Work item: Every line of the listing that contains the word "from" is to be copied out.

Data for analysis:
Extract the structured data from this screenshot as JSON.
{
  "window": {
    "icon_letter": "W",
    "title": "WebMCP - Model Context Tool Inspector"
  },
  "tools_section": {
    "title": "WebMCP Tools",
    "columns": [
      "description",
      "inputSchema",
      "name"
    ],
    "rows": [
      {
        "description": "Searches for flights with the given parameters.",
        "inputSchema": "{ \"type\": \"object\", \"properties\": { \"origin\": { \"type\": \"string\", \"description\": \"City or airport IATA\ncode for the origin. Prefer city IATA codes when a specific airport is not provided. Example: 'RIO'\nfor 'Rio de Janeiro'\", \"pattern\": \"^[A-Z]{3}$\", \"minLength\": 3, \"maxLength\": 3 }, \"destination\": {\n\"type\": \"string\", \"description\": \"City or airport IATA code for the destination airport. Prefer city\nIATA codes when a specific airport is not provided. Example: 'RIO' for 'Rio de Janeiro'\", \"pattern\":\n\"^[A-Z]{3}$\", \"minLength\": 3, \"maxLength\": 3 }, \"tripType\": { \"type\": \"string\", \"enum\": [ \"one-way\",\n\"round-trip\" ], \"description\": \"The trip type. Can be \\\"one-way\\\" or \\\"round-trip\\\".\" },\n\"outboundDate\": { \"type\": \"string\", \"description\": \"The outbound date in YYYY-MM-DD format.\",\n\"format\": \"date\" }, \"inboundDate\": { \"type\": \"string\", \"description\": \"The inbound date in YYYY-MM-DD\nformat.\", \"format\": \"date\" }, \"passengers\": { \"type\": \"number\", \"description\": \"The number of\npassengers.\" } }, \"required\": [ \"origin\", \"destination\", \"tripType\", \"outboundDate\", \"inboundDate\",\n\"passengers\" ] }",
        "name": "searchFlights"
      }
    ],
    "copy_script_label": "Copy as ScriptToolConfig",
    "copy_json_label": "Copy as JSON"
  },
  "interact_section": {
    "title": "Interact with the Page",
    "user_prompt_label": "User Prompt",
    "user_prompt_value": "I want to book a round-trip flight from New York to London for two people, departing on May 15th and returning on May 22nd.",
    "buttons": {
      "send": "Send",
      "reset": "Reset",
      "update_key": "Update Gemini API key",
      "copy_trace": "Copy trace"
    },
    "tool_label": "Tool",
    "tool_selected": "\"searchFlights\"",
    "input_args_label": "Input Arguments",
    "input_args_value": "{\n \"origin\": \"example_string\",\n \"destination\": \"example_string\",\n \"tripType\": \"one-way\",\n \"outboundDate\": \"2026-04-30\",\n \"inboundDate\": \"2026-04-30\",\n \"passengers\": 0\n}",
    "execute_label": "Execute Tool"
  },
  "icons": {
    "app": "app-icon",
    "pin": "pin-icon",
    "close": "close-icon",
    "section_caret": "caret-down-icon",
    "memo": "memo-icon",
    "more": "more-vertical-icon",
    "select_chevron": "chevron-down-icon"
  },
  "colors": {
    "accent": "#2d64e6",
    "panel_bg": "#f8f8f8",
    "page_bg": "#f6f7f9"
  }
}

Response box:
Extract the structured data from this screenshot as JSON.
    "user_prompt_value": "I want to book a round-trip flight from New York to London for two people, departing on May 15th and returning on May 22nd.",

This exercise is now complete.